A. First, condolences on the loss of your tenant. This is an emotional time for all involved. Unfortunately, it requires brisk and definitive action on your part, to avoid a waiver of your rights.
For some context, an “original occupant” is generally an occupant who took possession of the apartment at the commencement of the tenancy. But it can also include a subsequent occupant who you’ve treated as a co-tenant since then (usually by accepting rent from them directly). The important difference between an original and a subsequent occupant is that, once the “last original occupant” vacates, you can increase the rent to market rate, even if subsequent occupants remain. Many landlord-tenant conflicts arise over whether any remaining occupant is “subsequent” or “original.”
You’re specifically asking about the obligations of subsequent occupants to notify you if their master tenant has passed away. Subsequent occupants don’t necessarily have an affirmative obligation to tell you, and it’s very common to conceal the absence of an “original occupant” to maintain lower rent. The tone of your question suggests you suspect he has passed, but believe that the subtenants are actively keeping this fact a secret to maintain below-market rent. So, the most immediate question is “who’s been paying the rent this whole time?”
As an SFAA member, you know not to accept rent other than from your original occupants, so I’d assume the subtenants are trying to pay the rent without you noticing it’s from them. Cash would be the easiest way to obscure the payer. The law doesn’t specifically authorize a landlord to refuse payments in cash, and the Rent Ordinance even considers it “tenant harassment” to refuse to accept a lawful payment of rent. However, if you believe the original occupant has passed—perhaps because of a sudden change from personal check to cash—you would be justified in refusing the payment and inquiring further.

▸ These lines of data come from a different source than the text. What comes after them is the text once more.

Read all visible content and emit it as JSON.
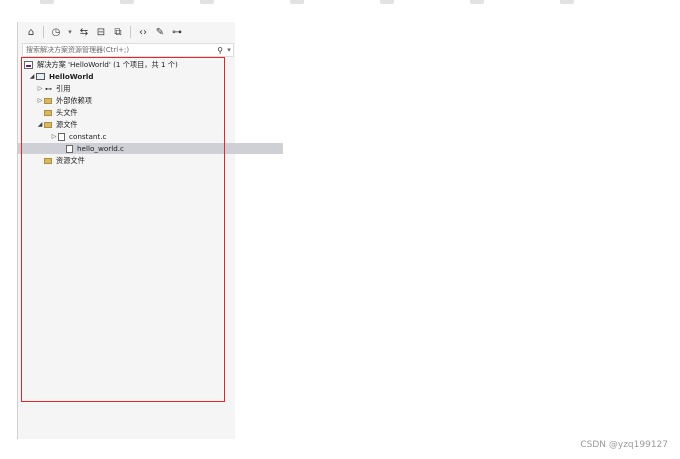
{
  "colors": {
    "panel_bg": "#f5f5f5",
    "selection": "#cfd0d6",
    "highlight_border": "#e2262d",
    "folder": "#d8b865"
  },
  "toolbar": {
    "icons": [
      "home-icon",
      "history-icon",
      "sync-icon",
      "collapse-all-icon",
      "show-all-files-icon",
      "code-view-icon",
      "properties-icon",
      "preview-icon"
    ]
  },
  "search": {
    "placeholder": "搜索解决方案资源管理器(Ctrl+;)"
  },
  "tree": {
    "solution": "解决方案 'HelloWorld' (1 个项目，共 1 个)",
    "project": "HelloWorld",
    "references": "引用",
    "external_deps": "外部依赖项",
    "headers": "头文件",
    "sources": "源文件",
    "file_constant": "constant.c",
    "file_hello": "hello_world.c",
    "resources": "资源文件"
  },
  "watermark": "CSDN @yzq199127"
}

If you’re somehow still receiving payment from the original occupant’s checking account, despite compelling evidence the original occupant has passed, this would suggest a form of fraud. But fraud supports a lawsuit for damages; it wouldn’t necessarily achieve either (1) a market rate rent increase, or (2) possession of the apartment. Instead, these goals will probably turn on your involvement, if any, in approving the subtenants.
If you do know who the subtenants are (because the original occupant asked your permission to add them), you should be able to increase the rent. If the subsequent occupants are unapproved and unknown (which is more likely if they’re keeping the source of the payment secret), you may have a basis for commencing an eviction and recovering possession.
Either way, these are difficult cases, mixing emotion and law. And if the subsequent occupant is a surviving relative/partner, they may (incorrectly) assume they still benefit from rent control, complicating the transition. Effective results combine prompt and decisive action with compassion.
(For more on this topic, turn to page 34)
—Justin A. Goodman
The information contained in this article is general in nature. Consult the advice of an attorney for any specific problem. Justin A. Goodman is with Zacks, Freedman & Patterson, P.C. and can be reached at 415-956-8100. Matthew P. Quiring and Angelica A. Sandoval are with Fried & Williams LLP and can be reached at 415-421-0100.